• [WORK REQUEST]: Copy the data that follows, character for character, minus the pictures.

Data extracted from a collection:
+ + + +
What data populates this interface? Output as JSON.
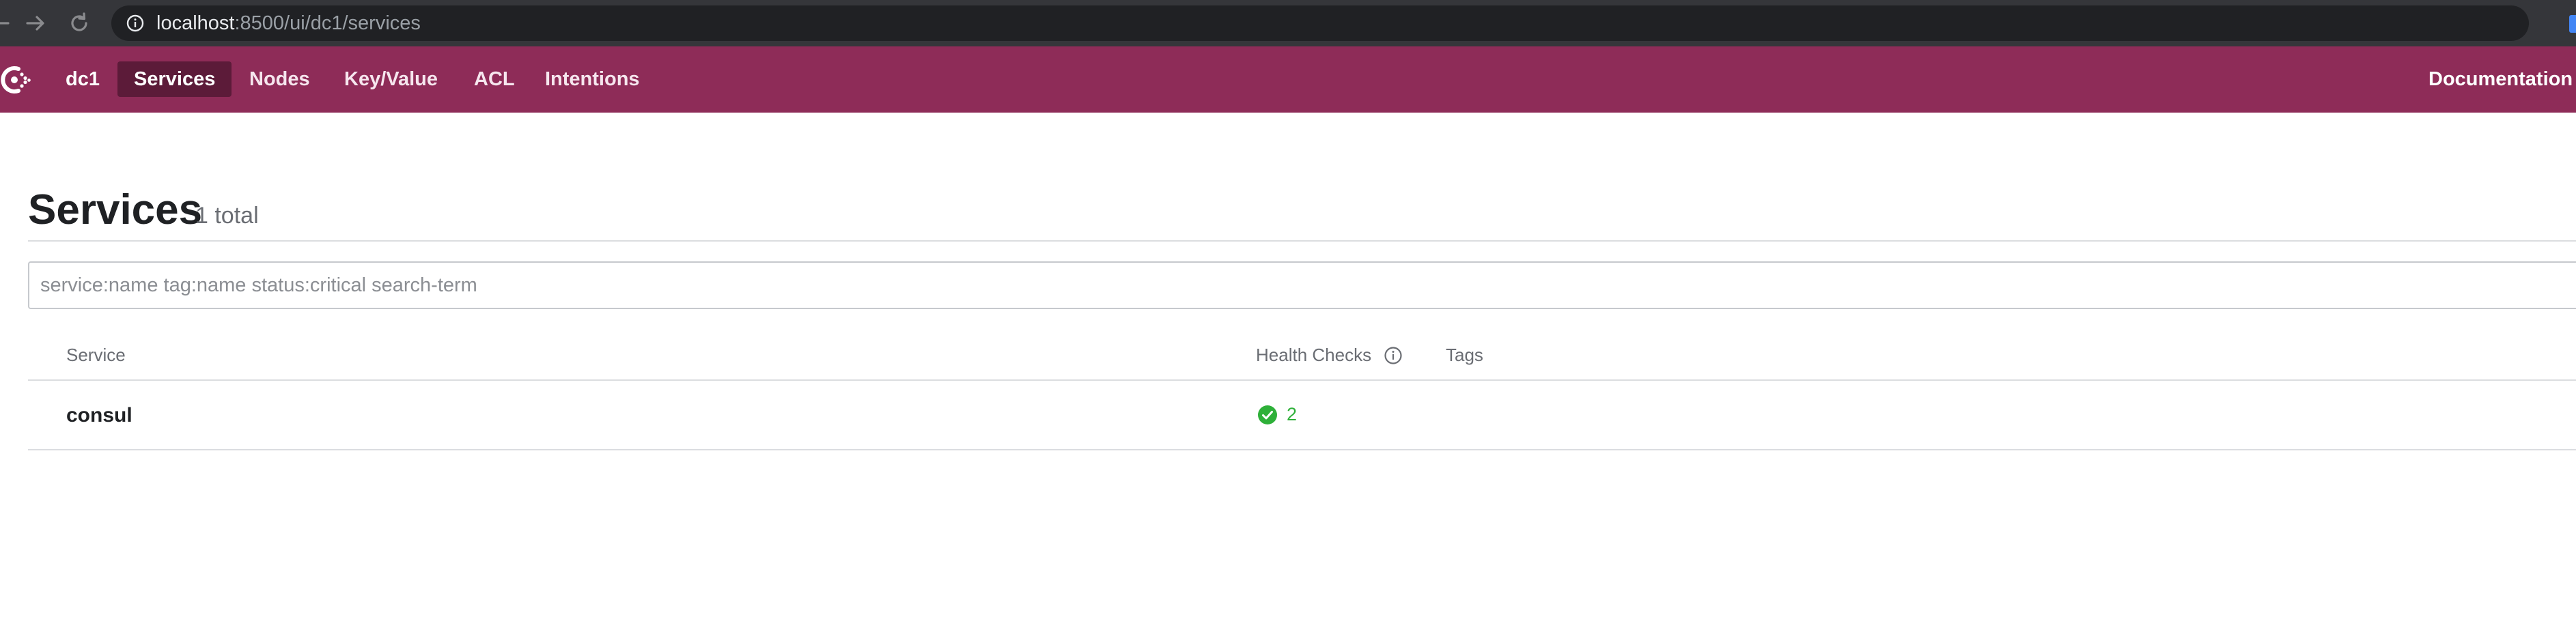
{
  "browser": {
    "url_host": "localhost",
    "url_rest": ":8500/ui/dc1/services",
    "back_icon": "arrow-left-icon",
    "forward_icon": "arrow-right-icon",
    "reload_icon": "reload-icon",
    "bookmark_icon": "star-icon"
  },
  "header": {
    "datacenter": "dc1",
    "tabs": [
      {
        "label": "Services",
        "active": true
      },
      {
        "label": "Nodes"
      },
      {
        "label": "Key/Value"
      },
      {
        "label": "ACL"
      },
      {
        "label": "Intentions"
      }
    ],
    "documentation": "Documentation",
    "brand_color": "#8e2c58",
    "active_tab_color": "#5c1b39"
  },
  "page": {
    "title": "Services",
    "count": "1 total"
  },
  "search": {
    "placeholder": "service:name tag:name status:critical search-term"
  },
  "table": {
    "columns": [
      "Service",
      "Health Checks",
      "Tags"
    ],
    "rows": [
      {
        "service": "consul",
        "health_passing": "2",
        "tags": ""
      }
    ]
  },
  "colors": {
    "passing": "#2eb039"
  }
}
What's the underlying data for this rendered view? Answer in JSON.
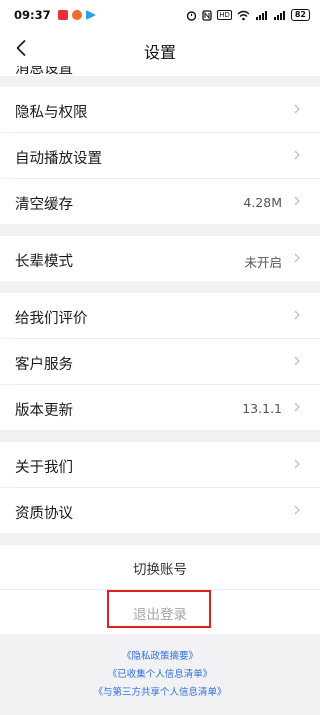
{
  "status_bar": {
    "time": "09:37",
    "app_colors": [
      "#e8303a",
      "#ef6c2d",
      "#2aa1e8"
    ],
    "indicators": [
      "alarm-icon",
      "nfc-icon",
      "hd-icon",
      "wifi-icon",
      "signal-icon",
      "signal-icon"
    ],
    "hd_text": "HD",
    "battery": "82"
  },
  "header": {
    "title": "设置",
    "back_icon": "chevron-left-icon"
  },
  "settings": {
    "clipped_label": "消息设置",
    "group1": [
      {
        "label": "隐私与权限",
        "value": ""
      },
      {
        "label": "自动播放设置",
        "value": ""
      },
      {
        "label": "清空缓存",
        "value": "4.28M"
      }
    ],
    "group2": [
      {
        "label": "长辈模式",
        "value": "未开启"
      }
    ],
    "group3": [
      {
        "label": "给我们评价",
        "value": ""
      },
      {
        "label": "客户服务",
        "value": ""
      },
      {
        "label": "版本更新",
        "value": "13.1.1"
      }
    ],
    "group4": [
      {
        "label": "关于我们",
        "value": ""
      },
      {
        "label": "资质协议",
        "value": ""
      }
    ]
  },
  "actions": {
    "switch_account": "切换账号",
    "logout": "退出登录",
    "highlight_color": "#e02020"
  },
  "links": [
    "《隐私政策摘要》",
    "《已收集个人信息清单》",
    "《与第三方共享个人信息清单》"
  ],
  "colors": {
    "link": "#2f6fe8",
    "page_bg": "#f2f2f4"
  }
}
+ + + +
• [OUTPUT FOR THIS EXERCISE]:
What data populates this interface? Output as JSON.
{
  "browser": {
    "url_host": "localhost",
    "url_rest": ":8500/ui/dc1/services",
    "back_icon": "arrow-left-icon",
    "forward_icon": "arrow-right-icon",
    "reload_icon": "reload-icon",
    "bookmark_icon": "star-icon"
  },
  "header": {
    "datacenter": "dc1",
    "tabs": [
      {
        "label": "Services",
        "active": true
      },
      {
        "label": "Nodes"
      },
      {
        "label": "Key/Value"
      },
      {
        "label": "ACL"
      },
      {
        "label": "Intentions"
      }
    ],
    "documentation": "Documentation",
    "brand_color": "#8e2c58",
    "active_tab_color": "#5c1b39"
  },
  "page": {
    "title": "Services",
    "count": "1 total"
  },
  "search": {
    "placeholder": "service:name tag:name status:critical search-term"
  },
  "table": {
    "columns": [
      "Service",
      "Health Checks",
      "Tags"
    ],
    "rows": [
      {
        "service": "consul",
        "health_passing": "2",
        "tags": ""
      }
    ]
  },
  "colors": {
    "passing": "#2eb039"
  }
}
What's the underlying data for this rendered view? Answer in JSON.
{
  "status_bar": {
    "time": "09:37",
    "app_colors": [
      "#e8303a",
      "#ef6c2d",
      "#2aa1e8"
    ],
    "indicators": [
      "alarm-icon",
      "nfc-icon",
      "hd-icon",
      "wifi-icon",
      "signal-icon",
      "signal-icon"
    ],
    "hd_text": "HD",
    "battery": "82"
  },
  "header": {
    "title": "设置",
    "back_icon": "chevron-left-icon"
  },
  "settings": {
    "clipped_label": "消息设置",
    "group1": [
      {
        "label": "隐私与权限",
        "value": ""
      },
      {
        "label": "自动播放设置",
        "value": ""
      },
      {
        "label": "清空缓存",
        "value": "4.28M"
      }
    ],
    "group2": [
      {
        "label": "长辈模式",
        "value": "未开启"
      }
    ],
    "group3": [
      {
        "label": "给我们评价",
        "value": ""
      },
      {
        "label": "客户服务",
        "value": ""
      },
      {
        "label": "版本更新",
        "value": "13.1.1"
      }
    ],
    "group4": [
      {
        "label": "关于我们",
        "value": ""
      },
      {
        "label": "资质协议",
        "value": ""
      }
    ]
  },
  "actions": {
    "switch_account": "切换账号",
    "logout": "退出登录",
    "highlight_color": "#e02020"
  },
  "links": [
    "《隐私政策摘要》",
    "《已收集个人信息清单》",
    "《与第三方共享个人信息清单》"
  ],
  "colors": {
    "link": "#2f6fe8",
    "page_bg": "#f2f2f4"
  }
}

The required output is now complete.